Wzmocniona ochrona dóbr kulturalnych w razie konfliktu zbrojnego — propozycja listy polskich obiektów
Enhanced protection of cultural propertyin the event of armed conflict — Polish proposed list of objects
The Second Protocol to the Hague Convention of 1954 for the Protection of Cultural Property in the Event of Armed Conflict was adopted in The Hague on 26 March 1999 and entered into force on 9 March 2004. The Polish Republic ratified the Protocol on 17 November. The Protocol came into force in Poland on 3 April 2012. The Protocol established a new system of enhanced protection of cultural property. The granting, suspension and withdrawal of enhanced protection established by the Protocol is decided by the Committee for the Protection of Cultural Property in the Event of Armed Conflict. Enhanced protection is granted to cultural property when it is entered on the List of cultural property under enhanced protection.
This article does not discuss the overall content of the Protocol, which is a comprehensive document. It is rather to focus on the issues of the enhanced protection of cultural property in the event of armed conflict. This issue is of particular interest in the context of the protection of Polish goods. In the paper the author proposes a list of Polish sites for which Poland could claim enhanced protection. Two categories of cultural property in Poland aspire to be listed for enhanced protection: 12 cultural properties inscribed on the World Heritage List and historical monuments. Both

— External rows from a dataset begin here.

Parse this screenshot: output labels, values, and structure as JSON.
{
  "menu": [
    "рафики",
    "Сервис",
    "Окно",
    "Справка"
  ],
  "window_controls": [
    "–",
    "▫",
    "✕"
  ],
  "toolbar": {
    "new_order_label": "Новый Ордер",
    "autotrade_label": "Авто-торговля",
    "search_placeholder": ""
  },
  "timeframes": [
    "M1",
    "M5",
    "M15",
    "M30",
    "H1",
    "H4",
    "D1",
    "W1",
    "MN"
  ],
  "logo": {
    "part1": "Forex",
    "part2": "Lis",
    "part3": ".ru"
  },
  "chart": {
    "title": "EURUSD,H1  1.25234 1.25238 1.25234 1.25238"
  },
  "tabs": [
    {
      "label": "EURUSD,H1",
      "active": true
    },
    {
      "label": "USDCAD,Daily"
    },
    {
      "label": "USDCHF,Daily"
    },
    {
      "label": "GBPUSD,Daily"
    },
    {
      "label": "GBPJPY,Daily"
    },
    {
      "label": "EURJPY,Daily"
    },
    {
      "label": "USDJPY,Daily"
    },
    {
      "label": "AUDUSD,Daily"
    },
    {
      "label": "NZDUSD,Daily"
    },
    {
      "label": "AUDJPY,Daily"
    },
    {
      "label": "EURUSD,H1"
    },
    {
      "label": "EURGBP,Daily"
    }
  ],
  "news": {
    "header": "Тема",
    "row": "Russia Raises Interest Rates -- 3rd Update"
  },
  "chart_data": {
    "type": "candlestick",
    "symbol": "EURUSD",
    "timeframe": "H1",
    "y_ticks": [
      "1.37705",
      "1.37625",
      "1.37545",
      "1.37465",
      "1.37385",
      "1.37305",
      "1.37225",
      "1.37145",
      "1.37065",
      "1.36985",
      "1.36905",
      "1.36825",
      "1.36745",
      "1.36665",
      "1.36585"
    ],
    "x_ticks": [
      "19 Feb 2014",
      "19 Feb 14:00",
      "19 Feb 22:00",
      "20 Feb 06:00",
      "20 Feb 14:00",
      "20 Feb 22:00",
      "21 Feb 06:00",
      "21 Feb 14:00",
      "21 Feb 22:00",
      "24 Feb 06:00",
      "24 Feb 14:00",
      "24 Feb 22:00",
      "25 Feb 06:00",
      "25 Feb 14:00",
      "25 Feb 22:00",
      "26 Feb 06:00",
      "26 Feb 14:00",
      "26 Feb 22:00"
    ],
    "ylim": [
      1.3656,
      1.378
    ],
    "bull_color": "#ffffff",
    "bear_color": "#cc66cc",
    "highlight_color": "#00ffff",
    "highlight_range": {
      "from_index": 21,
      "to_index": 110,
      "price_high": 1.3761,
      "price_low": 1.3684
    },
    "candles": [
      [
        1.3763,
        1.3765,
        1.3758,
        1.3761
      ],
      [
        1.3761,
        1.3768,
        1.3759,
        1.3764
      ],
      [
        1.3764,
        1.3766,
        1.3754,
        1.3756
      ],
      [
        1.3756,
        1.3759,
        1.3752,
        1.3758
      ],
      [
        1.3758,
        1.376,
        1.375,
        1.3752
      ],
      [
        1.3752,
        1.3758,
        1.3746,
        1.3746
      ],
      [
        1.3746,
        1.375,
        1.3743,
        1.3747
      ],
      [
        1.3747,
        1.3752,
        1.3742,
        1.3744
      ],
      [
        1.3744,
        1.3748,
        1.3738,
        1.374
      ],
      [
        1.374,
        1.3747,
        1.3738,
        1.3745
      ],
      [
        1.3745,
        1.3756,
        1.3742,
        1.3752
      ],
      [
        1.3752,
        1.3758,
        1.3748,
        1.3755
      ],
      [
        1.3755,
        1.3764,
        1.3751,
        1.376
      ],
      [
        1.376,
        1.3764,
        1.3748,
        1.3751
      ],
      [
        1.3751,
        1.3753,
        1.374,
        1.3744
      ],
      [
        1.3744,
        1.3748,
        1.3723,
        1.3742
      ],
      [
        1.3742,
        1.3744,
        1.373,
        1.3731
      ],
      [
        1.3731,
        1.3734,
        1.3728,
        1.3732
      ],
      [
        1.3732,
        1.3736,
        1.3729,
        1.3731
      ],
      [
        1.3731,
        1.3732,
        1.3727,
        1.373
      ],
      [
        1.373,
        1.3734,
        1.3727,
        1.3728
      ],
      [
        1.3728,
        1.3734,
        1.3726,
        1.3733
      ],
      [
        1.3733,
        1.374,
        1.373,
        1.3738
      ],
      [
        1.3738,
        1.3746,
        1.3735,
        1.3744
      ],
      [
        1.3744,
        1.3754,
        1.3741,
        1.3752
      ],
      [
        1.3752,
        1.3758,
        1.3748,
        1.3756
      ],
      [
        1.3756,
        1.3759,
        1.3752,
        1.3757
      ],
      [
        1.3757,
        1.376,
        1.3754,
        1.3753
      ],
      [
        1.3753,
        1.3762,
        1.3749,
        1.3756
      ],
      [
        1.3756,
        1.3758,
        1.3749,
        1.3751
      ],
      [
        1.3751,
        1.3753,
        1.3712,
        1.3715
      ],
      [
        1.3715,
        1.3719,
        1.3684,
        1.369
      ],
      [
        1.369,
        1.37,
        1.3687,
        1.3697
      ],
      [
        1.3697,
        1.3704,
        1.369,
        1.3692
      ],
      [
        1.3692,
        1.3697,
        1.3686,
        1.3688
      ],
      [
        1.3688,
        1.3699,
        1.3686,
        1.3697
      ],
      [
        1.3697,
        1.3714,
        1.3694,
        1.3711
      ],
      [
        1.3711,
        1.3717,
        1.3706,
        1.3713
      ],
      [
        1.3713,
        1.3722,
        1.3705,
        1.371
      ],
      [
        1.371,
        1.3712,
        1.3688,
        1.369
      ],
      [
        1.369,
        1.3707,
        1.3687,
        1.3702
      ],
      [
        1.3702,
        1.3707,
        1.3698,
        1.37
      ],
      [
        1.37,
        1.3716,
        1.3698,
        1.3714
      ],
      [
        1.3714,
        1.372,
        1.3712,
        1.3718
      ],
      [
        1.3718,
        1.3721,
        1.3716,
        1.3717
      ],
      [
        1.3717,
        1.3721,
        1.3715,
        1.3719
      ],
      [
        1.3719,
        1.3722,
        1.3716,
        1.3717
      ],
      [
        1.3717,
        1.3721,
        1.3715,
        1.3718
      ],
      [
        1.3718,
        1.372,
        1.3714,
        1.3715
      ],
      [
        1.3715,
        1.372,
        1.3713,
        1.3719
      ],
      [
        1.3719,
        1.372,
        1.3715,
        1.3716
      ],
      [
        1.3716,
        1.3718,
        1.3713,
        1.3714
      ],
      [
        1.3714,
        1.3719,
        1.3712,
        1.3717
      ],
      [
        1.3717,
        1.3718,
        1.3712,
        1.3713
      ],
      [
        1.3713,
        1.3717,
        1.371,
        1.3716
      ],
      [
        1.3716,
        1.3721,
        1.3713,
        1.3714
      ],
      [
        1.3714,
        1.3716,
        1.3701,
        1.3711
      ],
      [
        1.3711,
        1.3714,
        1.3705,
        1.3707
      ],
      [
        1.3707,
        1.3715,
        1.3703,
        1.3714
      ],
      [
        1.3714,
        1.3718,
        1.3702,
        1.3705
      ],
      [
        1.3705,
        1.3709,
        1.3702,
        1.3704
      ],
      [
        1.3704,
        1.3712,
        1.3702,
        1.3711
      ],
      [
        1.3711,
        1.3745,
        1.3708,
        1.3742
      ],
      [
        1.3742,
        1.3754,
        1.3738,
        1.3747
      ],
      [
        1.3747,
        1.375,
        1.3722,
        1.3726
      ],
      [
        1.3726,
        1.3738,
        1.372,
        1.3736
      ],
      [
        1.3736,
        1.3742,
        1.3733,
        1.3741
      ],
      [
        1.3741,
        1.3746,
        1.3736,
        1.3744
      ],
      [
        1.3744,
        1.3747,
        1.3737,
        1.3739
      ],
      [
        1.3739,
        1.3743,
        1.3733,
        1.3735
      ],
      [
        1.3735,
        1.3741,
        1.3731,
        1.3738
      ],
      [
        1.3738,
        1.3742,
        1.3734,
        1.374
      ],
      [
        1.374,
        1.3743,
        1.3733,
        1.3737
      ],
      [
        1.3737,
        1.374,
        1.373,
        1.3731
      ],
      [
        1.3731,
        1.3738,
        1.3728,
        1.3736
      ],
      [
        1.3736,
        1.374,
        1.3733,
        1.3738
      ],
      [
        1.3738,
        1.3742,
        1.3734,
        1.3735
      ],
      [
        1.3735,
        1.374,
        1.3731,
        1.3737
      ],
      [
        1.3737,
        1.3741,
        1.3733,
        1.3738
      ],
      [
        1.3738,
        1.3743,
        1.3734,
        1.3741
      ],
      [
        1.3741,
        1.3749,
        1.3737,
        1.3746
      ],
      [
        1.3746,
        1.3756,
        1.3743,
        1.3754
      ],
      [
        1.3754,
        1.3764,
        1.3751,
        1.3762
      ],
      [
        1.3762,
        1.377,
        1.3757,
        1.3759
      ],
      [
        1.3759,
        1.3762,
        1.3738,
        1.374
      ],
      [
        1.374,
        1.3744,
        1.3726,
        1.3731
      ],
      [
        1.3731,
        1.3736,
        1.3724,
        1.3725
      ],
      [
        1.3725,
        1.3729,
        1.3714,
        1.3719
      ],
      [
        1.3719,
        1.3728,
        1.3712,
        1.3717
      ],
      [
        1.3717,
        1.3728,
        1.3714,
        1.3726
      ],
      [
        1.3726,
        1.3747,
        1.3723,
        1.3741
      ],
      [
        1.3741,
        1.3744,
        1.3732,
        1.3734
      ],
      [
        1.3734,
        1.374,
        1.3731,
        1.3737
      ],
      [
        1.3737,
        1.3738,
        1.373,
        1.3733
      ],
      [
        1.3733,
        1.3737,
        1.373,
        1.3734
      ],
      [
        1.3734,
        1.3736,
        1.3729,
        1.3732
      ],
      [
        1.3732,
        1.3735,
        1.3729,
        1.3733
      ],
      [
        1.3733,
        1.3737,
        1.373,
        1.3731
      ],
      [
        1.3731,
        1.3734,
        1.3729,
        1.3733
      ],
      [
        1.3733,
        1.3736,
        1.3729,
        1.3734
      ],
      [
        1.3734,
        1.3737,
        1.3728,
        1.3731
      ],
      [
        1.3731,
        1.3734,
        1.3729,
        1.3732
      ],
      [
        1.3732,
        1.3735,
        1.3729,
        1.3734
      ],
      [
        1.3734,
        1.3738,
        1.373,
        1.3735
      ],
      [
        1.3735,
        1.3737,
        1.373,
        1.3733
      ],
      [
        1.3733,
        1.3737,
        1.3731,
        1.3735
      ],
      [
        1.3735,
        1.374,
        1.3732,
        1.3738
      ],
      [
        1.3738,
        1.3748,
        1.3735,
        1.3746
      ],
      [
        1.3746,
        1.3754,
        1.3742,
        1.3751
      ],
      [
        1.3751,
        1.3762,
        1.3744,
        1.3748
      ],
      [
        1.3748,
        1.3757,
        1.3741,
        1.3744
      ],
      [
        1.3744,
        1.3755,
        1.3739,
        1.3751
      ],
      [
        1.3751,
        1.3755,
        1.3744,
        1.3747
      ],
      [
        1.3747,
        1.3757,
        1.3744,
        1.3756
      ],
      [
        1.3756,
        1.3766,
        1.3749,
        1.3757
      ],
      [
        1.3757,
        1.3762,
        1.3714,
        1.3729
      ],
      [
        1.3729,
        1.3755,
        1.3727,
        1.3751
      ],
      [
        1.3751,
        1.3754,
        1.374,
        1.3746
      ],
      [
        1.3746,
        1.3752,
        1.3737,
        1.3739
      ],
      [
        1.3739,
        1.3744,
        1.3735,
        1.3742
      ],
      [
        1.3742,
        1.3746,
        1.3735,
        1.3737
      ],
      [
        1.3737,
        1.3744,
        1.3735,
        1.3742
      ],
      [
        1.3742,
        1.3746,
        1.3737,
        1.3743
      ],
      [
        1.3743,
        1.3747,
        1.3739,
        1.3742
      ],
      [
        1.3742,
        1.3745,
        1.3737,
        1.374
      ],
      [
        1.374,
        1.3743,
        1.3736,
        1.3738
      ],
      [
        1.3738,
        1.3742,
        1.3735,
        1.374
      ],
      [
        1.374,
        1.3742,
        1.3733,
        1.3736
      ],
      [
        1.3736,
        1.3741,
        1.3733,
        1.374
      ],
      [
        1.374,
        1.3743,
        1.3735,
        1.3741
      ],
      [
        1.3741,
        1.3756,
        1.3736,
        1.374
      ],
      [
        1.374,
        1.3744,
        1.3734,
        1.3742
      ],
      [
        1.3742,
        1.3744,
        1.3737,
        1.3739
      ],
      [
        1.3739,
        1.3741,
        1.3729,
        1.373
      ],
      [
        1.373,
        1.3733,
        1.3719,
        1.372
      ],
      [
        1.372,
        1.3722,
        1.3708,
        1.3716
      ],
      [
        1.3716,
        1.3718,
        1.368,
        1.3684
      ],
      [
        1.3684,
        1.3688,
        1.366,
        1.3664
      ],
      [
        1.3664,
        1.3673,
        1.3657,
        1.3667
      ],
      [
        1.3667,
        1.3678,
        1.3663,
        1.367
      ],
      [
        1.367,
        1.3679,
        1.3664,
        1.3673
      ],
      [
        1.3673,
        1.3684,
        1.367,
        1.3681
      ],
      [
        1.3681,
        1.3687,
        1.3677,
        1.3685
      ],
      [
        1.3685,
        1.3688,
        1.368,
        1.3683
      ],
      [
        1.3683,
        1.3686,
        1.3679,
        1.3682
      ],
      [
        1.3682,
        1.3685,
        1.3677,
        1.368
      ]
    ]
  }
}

groups of cultural property satisfy the condition of greatest importance for humanity. They are also protected by adequate domestic legal and administrative measures recognizing their exceptional cultural and historic value and ensuring the highest level of protection. The cultural property concerned must not be used for military purposes or to shield military sites. The party which has control over the cultural property has to make a declaration confirming that the cultural property will not be used for military purposes or to shield military sites.